Problem description
The entries below must be copied exactly as they are.

The data Start Marker

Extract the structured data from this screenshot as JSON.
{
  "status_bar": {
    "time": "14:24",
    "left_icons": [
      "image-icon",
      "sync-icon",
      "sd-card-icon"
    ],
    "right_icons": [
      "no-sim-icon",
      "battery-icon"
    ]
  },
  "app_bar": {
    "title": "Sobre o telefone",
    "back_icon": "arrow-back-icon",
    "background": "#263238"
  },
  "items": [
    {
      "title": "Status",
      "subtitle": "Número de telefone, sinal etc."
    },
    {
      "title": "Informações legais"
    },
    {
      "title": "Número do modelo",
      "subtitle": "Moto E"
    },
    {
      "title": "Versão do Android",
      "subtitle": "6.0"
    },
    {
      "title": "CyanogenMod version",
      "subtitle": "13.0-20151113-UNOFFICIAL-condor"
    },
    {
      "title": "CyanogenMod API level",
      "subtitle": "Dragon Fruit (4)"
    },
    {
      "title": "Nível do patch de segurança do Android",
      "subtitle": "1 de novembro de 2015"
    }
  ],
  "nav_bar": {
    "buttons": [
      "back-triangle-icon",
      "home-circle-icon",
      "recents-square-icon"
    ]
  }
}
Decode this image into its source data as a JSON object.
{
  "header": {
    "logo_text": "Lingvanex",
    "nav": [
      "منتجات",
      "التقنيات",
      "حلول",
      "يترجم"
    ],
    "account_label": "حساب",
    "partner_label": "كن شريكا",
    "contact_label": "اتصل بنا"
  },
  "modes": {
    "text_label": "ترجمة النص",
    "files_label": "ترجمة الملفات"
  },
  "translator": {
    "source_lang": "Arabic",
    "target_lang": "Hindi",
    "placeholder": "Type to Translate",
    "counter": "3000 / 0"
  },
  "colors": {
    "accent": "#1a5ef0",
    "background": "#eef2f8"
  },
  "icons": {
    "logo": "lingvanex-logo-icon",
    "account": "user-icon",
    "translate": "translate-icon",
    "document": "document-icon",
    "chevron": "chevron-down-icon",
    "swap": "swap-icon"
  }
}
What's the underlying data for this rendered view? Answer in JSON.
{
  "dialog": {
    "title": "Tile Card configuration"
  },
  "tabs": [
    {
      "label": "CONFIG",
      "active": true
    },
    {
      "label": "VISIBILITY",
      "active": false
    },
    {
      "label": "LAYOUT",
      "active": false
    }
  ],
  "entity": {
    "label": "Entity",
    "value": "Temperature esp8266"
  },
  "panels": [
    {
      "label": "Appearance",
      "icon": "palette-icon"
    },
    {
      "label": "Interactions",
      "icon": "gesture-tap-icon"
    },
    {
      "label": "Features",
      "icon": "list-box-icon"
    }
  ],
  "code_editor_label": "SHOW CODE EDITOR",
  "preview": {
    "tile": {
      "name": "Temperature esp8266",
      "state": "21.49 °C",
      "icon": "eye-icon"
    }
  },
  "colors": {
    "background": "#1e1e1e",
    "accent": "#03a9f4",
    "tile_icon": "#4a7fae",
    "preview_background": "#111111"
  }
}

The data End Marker

Completed task
Extract the structured data from this screenshot as JSON.
{
  "status_bar": {
    "time": "14:24",
    "left_icons": [
      "image-icon",
      "sync-icon",
      "sd-card-icon"
    ],
    "right_icons": [
      "no-sim-icon",
      "battery-icon"
    ]
  },
  "app_bar": {
    "title": "Sobre o telefone",
    "back_icon": "arrow-back-icon",
    "background": "#263238"
  },
  "items": [
    {
      "title": "Status",
      "subtitle": "Número de telefone, sinal etc."
    },
    {
      "title": "Informações legais"
    },
    {
      "title": "Número do modelo",
      "subtitle": "Moto E"
    },
    {
      "title": "Versão do Android",
      "subtitle": "6.0"
    },
    {
      "title": "CyanogenMod version",
      "subtitle": "13.0-20151113-UNOFFICIAL-condor"
    },
    {
      "title": "CyanogenMod API level",
      "subtitle": "Dragon Fruit (4)"
    },
    {
      "title": "Nível do patch de segurança do Android",
      "subtitle": "1 de novembro de 2015"
    }
  ],
  "nav_bar": {
    "buttons": [
      "back-triangle-icon",
      "home-circle-icon",
      "recents-square-icon"
    ]
  }
}
Decode this image into its source data as a JSON object.
{
  "header": {
    "logo_text": "Lingvanex",
    "nav": [
      "منتجات",
      "التقنيات",
      "حلول",
      "يترجم"
    ],
    "account_label": "حساب",
    "partner_label": "كن شريكا",
    "contact_label": "اتصل بنا"
  },
  "modes": {
    "text_label": "ترجمة النص",
    "files_label": "ترجمة الملفات"
  },
  "translator": {
    "source_lang": "Arabic",
    "target_lang": "Hindi",
    "placeholder": "Type to Translate",
    "counter": "3000 / 0"
  },
  "colors": {
    "accent": "#1a5ef0",
    "background": "#eef2f8"
  },
  "icons": {
    "logo": "lingvanex-logo-icon",
    "account": "user-icon",
    "translate": "translate-icon",
    "document": "document-icon",
    "chevron": "chevron-down-icon",
    "swap": "swap-icon"
  }
}
What's the underlying data for this rendered view? Answer in JSON.
{
  "dialog": {
    "title": "Tile Card configuration"
  },
  "tabs": [
    {
      "label": "CONFIG",
      "active": true
    },
    {
      "label": "VISIBILITY",
      "active": false
    },
    {
      "label": "LAYOUT",
      "active": false
    }
  ],
  "entity": {
    "label": "Entity",
    "value": "Temperature esp8266"
  },
  "panels": [
    {
      "label": "Appearance",
      "icon": "palette-icon"
    },
    {
      "label": "Interactions",
      "icon": "gesture-tap-icon"
    },
    {
      "label": "Features",
      "icon": "list-box-icon"
    }
  ],
  "code_editor_label": "SHOW CODE EDITOR",
  "preview": {
    "tile": {
      "name": "Temperature esp8266",
      "state": "21.49 °C",
      "icon": "eye-icon"
    }
  },
  "colors": {
    "background": "#1e1e1e",
    "accent": "#03a9f4",
    "tile_icon": "#4a7fae",
    "preview_background": "#111111"
  }
}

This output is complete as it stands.